BEGIN Data for the task

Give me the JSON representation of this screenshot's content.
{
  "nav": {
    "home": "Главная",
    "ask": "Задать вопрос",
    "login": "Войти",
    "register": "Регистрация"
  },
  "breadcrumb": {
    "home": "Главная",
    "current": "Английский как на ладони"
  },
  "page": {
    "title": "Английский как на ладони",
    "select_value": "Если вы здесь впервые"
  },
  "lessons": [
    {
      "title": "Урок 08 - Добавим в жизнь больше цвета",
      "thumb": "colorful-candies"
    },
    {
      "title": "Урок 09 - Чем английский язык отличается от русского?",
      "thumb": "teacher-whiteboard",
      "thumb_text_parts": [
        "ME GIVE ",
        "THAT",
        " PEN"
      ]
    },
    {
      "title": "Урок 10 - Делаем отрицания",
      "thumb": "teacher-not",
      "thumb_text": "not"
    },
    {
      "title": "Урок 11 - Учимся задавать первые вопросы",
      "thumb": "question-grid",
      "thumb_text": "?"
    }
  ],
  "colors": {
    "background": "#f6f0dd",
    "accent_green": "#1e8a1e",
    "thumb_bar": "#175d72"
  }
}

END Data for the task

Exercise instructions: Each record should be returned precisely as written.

Output for this task:
Give me the JSON representation of this screenshot's content.
{
  "nav": {
    "home": "Главная",
    "ask": "Задать вопрос",
    "login": "Войти",
    "register": "Регистрация"
  },
  "breadcrumb": {
    "home": "Главная",
    "current": "Английский как на ладони"
  },
  "page": {
    "title": "Английский как на ладони",
    "select_value": "Если вы здесь впервые"
  },
  "lessons": [
    {
      "title": "Урок 08 - Добавим в жизнь больше цвета",
      "thumb": "colorful-candies"
    },
    {
      "title": "Урок 09 - Чем английский язык отличается от русского?",
      "thumb": "teacher-whiteboard",
      "thumb_text_parts": [
        "ME GIVE ",
        "THAT",
        " PEN"
      ]
    },
    {
      "title": "Урок 10 - Делаем отрицания",
      "thumb": "teacher-not",
      "thumb_text": "not"
    },
    {
      "title": "Урок 11 - Учимся задавать первые вопросы",
      "thumb": "question-grid",
      "thumb_text": "?"
    }
  ],
  "colors": {
    "background": "#f6f0dd",
    "accent_green": "#1e8a1e",
    "thumb_bar": "#175d72"
  }
}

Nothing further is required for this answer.